App and web page records
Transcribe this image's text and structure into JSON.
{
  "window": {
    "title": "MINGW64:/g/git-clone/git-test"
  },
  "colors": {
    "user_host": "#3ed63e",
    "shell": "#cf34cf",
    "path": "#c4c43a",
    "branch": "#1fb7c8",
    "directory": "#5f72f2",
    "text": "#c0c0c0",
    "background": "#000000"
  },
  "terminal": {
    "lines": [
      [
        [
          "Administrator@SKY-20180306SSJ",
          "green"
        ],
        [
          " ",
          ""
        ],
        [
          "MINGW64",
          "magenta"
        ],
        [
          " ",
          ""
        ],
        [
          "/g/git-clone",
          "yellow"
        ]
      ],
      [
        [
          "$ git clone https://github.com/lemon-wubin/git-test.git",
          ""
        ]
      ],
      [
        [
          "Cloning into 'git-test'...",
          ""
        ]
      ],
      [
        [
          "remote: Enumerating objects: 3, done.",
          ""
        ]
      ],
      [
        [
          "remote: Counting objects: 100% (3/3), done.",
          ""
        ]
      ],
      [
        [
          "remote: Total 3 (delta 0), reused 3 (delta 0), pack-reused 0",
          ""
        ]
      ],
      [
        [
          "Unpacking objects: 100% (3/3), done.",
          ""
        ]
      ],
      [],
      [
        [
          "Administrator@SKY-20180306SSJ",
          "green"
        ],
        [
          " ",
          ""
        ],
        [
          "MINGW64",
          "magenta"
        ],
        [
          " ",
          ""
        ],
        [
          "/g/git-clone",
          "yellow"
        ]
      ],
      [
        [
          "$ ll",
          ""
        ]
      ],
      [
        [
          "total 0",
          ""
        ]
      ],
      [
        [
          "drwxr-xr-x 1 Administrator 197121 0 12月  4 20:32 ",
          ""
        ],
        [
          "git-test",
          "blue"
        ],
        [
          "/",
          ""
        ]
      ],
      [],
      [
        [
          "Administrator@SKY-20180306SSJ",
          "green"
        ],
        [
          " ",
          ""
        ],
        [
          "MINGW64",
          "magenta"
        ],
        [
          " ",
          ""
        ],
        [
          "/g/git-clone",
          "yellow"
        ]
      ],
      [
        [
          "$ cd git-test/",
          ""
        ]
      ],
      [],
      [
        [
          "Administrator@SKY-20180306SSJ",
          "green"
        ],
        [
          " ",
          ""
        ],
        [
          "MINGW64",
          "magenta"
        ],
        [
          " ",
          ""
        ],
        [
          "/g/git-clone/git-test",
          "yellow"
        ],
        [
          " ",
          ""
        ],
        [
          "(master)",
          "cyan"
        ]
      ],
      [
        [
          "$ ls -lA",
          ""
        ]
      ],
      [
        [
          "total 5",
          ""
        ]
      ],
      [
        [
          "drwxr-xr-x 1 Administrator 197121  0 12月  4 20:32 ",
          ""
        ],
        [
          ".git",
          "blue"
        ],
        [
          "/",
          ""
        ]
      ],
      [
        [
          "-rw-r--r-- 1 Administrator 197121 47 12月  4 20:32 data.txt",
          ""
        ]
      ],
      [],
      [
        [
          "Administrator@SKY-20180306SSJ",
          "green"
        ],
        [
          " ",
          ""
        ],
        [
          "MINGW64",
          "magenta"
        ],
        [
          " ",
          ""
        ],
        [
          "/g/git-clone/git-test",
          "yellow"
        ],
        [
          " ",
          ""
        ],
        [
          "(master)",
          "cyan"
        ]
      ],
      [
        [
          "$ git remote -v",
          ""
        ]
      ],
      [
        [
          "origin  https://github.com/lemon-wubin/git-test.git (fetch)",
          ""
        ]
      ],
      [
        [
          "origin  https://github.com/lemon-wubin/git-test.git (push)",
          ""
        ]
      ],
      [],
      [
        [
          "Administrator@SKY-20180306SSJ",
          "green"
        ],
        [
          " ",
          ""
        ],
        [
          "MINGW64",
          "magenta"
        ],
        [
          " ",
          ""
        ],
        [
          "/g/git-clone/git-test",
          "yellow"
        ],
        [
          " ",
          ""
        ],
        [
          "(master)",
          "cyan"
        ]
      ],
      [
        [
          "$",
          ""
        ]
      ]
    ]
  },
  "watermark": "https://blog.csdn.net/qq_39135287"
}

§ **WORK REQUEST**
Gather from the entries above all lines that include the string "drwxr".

§ **ANSWER TO THE EXERCISE**
          "drwxr-xr-x 1 Administrator 197121 0 12月  4 20:32 ",
          "drwxr-xr-x 1 Administrator 197121  0 12月  4 20:32 ",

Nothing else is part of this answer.